The odd wrinkle to Christian readings of the American revolution is that the United Kingdom was a Christian nation. Presbyterians were the established church in Scotland. And King George was head of a church that claimed George Washington as a member (and he was an orthodox Christian, you know). Plus, it seems that King George III wasn’t all that bad a king.
What the United States did was to establish itself without a Christian church. Advocates of a Christian America may not like the language of the separation of church and state, but what the United States did in comparison to Europe and 1500 years of history (and even compared to France where Napolean eventually made Roman Catholicism the established church) was to create a nation without a state church (at the national level — hello) and that prohibited religious tests for holding office. That also meant the churches (except for Congregationalists in New England) had to pay as they went on the basis of their own creative schemes for finding parishioners and persuading them to give (till it hurts — I mean, tithe).
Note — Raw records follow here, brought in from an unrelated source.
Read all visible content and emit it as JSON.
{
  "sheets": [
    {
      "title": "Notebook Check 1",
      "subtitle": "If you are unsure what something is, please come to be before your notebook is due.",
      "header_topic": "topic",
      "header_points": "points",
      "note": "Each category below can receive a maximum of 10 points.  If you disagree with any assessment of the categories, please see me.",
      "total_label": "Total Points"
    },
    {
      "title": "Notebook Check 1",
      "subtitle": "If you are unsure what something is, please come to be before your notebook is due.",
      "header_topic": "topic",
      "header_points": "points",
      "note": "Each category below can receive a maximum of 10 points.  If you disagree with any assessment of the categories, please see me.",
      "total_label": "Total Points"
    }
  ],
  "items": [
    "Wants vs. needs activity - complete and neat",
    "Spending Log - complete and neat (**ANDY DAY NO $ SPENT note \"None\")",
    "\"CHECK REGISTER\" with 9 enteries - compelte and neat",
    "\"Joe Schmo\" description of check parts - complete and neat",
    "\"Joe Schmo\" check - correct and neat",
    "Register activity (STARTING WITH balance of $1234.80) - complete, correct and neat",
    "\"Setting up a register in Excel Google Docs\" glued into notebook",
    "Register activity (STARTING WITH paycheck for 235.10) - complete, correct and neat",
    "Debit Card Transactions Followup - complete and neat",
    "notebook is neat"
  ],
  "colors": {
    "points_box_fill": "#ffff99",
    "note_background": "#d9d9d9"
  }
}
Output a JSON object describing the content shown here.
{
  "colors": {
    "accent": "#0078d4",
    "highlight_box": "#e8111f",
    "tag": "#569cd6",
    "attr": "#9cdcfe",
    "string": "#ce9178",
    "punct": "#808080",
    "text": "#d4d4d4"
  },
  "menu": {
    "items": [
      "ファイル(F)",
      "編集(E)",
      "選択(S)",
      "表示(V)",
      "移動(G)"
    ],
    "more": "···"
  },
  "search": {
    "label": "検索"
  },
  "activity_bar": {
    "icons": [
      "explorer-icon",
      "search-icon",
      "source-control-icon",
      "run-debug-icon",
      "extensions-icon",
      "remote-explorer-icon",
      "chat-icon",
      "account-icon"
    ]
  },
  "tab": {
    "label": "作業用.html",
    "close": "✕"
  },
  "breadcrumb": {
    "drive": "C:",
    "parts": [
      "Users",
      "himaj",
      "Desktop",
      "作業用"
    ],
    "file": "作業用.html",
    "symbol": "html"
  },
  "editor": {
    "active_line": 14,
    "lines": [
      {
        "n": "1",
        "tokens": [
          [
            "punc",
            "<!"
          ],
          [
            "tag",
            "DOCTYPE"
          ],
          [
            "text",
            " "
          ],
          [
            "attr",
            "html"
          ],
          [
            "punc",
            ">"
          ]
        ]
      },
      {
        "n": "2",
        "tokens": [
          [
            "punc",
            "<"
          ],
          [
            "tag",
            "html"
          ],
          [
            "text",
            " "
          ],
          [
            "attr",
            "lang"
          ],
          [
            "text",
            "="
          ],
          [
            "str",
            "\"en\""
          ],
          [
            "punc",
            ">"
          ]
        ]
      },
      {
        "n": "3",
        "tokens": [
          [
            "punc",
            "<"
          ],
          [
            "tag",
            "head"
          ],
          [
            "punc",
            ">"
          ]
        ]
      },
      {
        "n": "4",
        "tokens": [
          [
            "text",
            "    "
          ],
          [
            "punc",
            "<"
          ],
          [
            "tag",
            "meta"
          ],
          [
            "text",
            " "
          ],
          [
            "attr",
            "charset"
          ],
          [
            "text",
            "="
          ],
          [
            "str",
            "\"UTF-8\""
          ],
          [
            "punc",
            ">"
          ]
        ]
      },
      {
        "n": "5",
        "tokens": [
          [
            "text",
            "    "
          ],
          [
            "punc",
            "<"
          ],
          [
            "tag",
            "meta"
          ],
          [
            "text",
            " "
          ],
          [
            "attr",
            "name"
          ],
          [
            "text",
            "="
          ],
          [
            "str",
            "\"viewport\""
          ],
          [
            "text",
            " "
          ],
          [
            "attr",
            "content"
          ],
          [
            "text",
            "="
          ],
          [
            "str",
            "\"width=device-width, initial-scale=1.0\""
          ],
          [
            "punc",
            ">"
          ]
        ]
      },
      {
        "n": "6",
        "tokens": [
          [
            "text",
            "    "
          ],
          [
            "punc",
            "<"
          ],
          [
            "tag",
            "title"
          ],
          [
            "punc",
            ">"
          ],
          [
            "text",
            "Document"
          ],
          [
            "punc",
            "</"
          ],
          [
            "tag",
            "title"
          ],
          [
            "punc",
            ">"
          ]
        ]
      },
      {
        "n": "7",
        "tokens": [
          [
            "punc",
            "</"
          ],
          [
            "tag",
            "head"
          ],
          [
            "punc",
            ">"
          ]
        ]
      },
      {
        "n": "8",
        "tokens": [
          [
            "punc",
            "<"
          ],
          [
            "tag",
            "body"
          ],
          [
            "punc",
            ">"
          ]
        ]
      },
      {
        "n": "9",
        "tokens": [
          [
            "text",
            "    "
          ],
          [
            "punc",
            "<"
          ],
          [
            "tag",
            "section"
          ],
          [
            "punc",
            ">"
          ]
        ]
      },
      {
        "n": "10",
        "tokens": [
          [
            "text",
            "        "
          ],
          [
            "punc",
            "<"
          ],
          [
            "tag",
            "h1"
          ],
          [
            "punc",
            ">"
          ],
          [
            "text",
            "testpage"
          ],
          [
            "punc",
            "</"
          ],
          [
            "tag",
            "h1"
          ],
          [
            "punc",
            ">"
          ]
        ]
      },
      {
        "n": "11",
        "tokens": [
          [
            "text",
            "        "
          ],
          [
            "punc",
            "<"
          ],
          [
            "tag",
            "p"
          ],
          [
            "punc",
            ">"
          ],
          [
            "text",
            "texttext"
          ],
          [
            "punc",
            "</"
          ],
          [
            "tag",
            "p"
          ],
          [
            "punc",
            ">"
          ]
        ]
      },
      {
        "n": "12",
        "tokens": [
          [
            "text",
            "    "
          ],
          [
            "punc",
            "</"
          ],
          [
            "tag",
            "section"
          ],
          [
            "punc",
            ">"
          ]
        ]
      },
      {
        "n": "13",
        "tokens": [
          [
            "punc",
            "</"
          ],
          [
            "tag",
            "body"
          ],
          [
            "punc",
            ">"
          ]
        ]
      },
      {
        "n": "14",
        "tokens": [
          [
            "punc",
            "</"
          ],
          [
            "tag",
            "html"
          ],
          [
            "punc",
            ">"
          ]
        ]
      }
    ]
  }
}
Wednesday, July 15, 2015
D. G. Hart: "When Did Christian America End?"
Check it out here. A taste: